Obesity was strongly linked with disease progression. Older adults with prediabetes who were obese at baseline were nearly three times more likely to develop diabetes compared with those of normal weight (OR=2.8, 95% CI 1.3-6.6), the study found.
The results suggest that even in old age, reverting from prediabetes to normal blood sugar levels can be achieved with effective weight management and blood pressure control, Shang and colleagues said. "Weight management may be an effective strategy for preventing prediabetes and its progression to diabetes, possibly by improving insulin sensitivity. For example, weight loss, which can be achieved through regular physical activity, could be recommended to older adults with overweight or obesity, as a possible effective strategy to restore normoglycemia."
Current guidelines emphasize lowering systolic blood pressure to improve glycemic control in diabetes, the team noted. "Based on this, we believe that even at the prediabetic stage, lowering the systolic blood pressure levels might improve glycaemia, thus promoting normoglycemia restoration. However, reduction of blood pressure should not be excessively strict in very old people in order to avoid, for example, possible falls due to hypotension."
The study included diabetes-free participants ages 60 or older from the Swedish National Study on Aging and Care in Kungsholmen. More than half (65%) were women, and the mean age was 74. Data on demographic and lifestyle factors, current medication use, and medical history were collected through structured interviews and clinical examinations conducted by trained nurses and physicians. These were carried out at baseline, and then every 3 years for participants ages 78 and older and every 6 years for the rest.
Diabetes was defined as a glycated hemoglobin (HbA1c) level of 6.5% or higher. Prediabetes was defined as an HbA1c of 5.7% to 6.4%. Normoglycemia was defined as less than 5.7%. Weight loss was defined as a body weight reduction of 5 kg or more. The researchers used a multinomial logistic regression analysis to calculate odds ratios and 95% confidence intervals of factors associated with reversion to normoglycemia and progression to diabetes.
Study limitations, Shang and colleagues noted, were that there was no differentiation among diabetes phenotypes associated with impaired glucose tolerance, impaired fasting glucose, or the combination of the two. These "represent multiple pathophysiological abnormalities, which are likely to differ in their rates of evolution and clinical relevance," the team explained. "Moreover, the recommended HbA1c cutoffs to identify diabetes (≥6.5%) might have lower sensitivity compared to the oral glucose tolerance test. Therefore, the number of people with diabetes and the magnitude of observed associations may have been underestimated."

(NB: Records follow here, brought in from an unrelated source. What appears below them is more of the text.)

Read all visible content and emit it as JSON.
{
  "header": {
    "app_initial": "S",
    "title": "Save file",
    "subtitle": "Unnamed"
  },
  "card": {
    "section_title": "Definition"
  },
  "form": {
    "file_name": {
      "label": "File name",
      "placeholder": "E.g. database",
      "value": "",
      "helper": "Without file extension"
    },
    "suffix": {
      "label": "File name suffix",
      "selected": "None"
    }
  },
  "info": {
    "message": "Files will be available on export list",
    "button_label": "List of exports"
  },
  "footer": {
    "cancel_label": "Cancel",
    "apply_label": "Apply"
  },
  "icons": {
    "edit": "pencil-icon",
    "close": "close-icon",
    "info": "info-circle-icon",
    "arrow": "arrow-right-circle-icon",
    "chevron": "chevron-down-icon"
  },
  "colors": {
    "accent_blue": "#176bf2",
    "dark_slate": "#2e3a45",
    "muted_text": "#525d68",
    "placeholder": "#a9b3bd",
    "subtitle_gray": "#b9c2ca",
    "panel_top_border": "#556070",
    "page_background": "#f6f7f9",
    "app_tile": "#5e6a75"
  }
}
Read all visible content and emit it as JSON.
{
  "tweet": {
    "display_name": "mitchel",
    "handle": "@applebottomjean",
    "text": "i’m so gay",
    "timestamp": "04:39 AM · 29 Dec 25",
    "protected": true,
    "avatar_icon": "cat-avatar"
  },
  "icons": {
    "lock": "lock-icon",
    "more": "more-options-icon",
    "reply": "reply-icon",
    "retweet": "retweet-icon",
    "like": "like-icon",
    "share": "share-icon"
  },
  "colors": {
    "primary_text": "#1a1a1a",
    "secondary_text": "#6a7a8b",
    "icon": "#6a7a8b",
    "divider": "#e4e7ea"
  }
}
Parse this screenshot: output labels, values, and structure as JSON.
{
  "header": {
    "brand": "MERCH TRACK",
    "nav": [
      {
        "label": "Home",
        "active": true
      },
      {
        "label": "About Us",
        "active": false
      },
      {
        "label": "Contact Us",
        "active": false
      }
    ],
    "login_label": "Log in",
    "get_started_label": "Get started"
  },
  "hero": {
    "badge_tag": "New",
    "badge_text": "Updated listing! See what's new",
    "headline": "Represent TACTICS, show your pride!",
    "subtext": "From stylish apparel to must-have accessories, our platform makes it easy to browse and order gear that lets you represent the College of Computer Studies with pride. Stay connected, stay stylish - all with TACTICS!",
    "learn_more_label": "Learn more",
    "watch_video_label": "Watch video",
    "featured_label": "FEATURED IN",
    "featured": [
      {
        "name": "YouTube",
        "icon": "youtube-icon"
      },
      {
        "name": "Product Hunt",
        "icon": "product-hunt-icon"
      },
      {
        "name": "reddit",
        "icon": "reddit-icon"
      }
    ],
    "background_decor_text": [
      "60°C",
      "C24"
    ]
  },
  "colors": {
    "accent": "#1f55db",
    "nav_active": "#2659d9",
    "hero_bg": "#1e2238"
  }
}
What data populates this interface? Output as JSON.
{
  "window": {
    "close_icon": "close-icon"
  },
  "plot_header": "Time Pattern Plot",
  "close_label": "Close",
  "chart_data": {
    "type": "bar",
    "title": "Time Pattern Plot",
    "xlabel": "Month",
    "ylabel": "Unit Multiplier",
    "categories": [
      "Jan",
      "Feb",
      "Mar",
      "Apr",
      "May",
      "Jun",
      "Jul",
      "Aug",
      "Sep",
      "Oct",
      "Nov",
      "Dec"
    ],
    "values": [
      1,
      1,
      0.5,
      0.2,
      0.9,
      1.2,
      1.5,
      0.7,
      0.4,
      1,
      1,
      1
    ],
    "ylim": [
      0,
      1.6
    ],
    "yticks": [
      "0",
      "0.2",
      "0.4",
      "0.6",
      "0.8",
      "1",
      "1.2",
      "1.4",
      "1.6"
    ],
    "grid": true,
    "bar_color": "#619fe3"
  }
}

"We found that baseline body-mass index, weight changes, systolic blood pressure, and preexisting heart diseases could influence the natural history of prediabetes," the researchers continued. "The latter finding may help to identify people at high risk of progressing to diabetes and suggests possible strategies for achieving normoglycemia in older adults with prediabetes."
The study was supported by the Swedish Ministry of Health, the Swedish Research Council, the National Natural Science Foundation of China, and other organizations.
Shang and co-authors reported having no conflicts of interest
Primary SourceSource Reference: Shang Y, et al "Natural history of prediabetes in older adults from a population-based longitudinal study" Journal of Internal Medicine 2019; DOI: 10.1111/joim.12920.